• [What the task asks] Every entry must appear in the answer exactly as it does here.

(Excerpted records)

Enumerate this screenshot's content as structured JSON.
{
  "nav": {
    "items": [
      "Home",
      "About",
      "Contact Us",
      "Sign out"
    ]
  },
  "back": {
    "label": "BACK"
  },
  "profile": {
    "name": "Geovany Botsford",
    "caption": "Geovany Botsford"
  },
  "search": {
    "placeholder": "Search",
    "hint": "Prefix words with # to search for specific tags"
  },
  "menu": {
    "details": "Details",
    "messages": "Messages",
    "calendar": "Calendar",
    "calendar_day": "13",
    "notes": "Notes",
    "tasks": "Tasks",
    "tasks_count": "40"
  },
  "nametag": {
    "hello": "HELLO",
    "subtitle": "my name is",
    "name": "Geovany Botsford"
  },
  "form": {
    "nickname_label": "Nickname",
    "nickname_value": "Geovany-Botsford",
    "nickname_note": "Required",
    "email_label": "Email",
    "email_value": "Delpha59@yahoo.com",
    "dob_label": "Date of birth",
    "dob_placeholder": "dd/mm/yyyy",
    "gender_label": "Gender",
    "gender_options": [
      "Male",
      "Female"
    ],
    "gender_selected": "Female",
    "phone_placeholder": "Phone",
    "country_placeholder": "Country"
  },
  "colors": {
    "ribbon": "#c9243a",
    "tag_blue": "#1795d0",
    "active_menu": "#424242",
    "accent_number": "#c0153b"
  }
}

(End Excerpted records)

• [Answer for the task]
Enumerate this screenshot's content as structured JSON.
{
  "nav": {
    "items": [
      "Home",
      "About",
      "Contact Us",
      "Sign out"
    ]
  },
  "back": {
    "label": "BACK"
  },
  "profile": {
    "name": "Geovany Botsford",
    "caption": "Geovany Botsford"
  },
  "search": {
    "placeholder": "Search",
    "hint": "Prefix words with # to search for specific tags"
  },
  "menu": {
    "details": "Details",
    "messages": "Messages",
    "calendar": "Calendar",
    "calendar_day": "13",
    "notes": "Notes",
    "tasks": "Tasks",
    "tasks_count": "40"
  },
  "nametag": {
    "hello": "HELLO",
    "subtitle": "my name is",
    "name": "Geovany Botsford"
  },
  "form": {
    "nickname_label": "Nickname",
    "nickname_value": "Geovany-Botsford",
    "nickname_note": "Required",
    "email_label": "Email",
    "email_value": "Delpha59@yahoo.com",
    "dob_label": "Date of birth",
    "dob_placeholder": "dd/mm/yyyy",
    "gender_label": "Gender",
    "gender_options": [
      "Male",
      "Female"
    ],
    "gender_selected": "Female",
    "phone_placeholder": "Phone",
    "country_placeholder": "Country"
  },
  "colors": {
    "ribbon": "#c9243a",
    "tag_blue": "#1795d0",
    "active_menu": "#424242",
    "accent_number": "#c0153b"
  }
}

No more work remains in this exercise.